Maori Flag (New Zealand) LbNA # 37095
|Placed Date||Dec 7 2007|
|Location||Karangahake, NI, New Zealand, INT|
|Found By||55 steps|
|Last Found||Nov 20 2008|
|Last Edited||Nov 9 2015|
Location: The walk starts in the Karangahake Gorge carpark area. Karangahake Gorge is on State Highway 2 between Waihi and Paeroa.
Time estimate: 60-90 minutes.
Terrain: Fairly level path, with some pot holes. Path sometimes runs very near the river and also through a dimly lit tunnel. You may want to bring along a flashlight (torch) for additional illumination.
Suggested ink colors: black and red
We planted this box while we vacationed in New Zealand. One aspect of the country that interested us was the Maori culture, so I created several boxes on this theme.
In 1990 there was a national flag competition in New Zealand. None of the entries showed any Maori acknowledgement or inspiration. The TE KAWARIKI therefore held their own Maori flag competition. The stamp image in this box shows the winning entry.
The flag is black over white over red, with the thin white stripe incorporating a circular — almost spiral — pattern. The symbology of the flag is as follows:
BLACK represents Te Korekore (the realm of potential being). It thus symbolizes the long darkness from which the earth emerged, as well as signifying Rangi - the heavens, a male, formless, floating, passive force.
WHITE represents Te Ao Marama (the realm of being and light). It symbolizes the physical world, purity, harmony, enlightenment and balance.
RED represents Te Whei Ao (coming into being). It symbolizes Papatuanuku, the earth-mother, the sustainer of all living things, and thus both the land and active forces.
The spiral-like KORU, symbolic of a curling fern frond, represents the unfolding of new life, hope for the future and the process of renewal.
As a whole, the design represents the balance of the forces of nature, masculine and feminine, active and passive, potential and physical, air and earth.

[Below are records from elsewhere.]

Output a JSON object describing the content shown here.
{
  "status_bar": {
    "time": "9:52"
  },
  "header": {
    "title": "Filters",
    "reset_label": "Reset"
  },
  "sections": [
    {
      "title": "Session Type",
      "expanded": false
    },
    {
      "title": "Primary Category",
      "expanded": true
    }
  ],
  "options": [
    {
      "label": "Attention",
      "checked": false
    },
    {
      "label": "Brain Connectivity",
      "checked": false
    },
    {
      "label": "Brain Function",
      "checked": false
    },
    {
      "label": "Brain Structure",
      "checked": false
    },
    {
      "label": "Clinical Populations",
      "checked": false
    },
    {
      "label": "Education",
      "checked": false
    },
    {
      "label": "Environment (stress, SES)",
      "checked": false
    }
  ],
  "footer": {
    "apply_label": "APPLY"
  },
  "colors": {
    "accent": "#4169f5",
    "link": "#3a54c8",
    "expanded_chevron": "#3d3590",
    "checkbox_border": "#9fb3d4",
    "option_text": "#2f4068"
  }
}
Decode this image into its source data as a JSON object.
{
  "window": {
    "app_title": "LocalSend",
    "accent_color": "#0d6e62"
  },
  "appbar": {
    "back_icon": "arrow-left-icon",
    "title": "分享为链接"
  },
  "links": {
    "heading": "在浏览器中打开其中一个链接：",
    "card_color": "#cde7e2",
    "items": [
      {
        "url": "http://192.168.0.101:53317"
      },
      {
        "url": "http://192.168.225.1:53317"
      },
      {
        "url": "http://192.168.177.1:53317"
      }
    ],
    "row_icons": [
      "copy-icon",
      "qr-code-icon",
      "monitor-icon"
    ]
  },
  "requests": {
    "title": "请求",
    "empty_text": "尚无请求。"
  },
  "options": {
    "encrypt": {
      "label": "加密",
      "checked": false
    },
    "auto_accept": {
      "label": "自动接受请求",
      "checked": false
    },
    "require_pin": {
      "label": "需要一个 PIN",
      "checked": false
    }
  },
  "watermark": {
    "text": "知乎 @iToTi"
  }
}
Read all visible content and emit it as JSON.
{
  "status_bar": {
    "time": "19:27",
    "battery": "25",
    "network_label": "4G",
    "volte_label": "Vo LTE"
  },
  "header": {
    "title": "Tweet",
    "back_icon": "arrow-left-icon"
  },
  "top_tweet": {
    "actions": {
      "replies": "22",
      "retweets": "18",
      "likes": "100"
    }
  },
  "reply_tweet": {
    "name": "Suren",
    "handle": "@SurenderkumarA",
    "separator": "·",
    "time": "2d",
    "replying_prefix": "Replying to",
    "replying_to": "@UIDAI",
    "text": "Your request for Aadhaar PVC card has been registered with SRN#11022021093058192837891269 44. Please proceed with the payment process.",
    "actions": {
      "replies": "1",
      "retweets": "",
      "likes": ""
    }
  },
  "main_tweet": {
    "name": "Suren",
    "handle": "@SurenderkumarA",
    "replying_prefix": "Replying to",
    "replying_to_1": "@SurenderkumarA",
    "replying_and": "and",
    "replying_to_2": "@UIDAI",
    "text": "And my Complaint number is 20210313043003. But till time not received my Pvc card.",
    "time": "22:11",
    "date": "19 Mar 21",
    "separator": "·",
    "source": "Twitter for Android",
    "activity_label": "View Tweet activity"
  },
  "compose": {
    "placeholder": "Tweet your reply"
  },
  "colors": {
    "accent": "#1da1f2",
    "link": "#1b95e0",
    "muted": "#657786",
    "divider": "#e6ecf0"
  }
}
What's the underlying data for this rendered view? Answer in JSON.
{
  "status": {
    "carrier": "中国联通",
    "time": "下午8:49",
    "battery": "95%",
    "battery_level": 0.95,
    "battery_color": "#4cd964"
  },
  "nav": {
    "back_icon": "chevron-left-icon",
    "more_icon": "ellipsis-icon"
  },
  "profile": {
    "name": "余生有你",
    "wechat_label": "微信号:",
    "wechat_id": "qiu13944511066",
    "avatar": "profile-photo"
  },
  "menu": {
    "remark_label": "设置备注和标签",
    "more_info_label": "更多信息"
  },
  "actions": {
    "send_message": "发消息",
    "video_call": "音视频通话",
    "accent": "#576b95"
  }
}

It can also be interpreted as symbolizing the white cloud rolling across the face of the land, as in the Maori name for New Zealand, Aotearoa ("Land of the long white cloud").
Source: Otago University Student Newspaper The Critic, Issue 10, April 1996.
The Maori were the first people in New Zealand, well before the gold miners that later worked in this area, To find the flag representing the Maori, start on the trail over the swing bridge, At the intersection, take the path towards and across another bridge. Stay left to walk past the Woodstock battery and then follow the river upstream until you reach another intersection. Here you must cross the river again and then enter into a LONG (1 Km) tunnel.
Upon exiting the tunnel, it is time to cross the river again. Go past the first set of concrete ruins, then stop to examine the second set. The largest section has a few trees growing in the center of it. Go to the corner with a ponga tree inside and a ponga stump outside the concrete. Follow the outside wall 4-6 steps (or now it may be small steps) from the corner towards the river. The flag is waiting beneath some leaf litter, behind a small upright tree near the wall. The box is covered in camouflage tape so it blends in better with its surroundings. Please watch for other people before you retrieve or rehide the box so it remains safe from muggles.
After stamping in, continue along the path staying to the left. You’ll pass the Crown Battery and eventually reach a swing bridge that will return you to the parking lot.
I’d really appreciate a status update if you find the box, since we live VERY FAR away and won’t be able to check on it ourselves. Kia ora!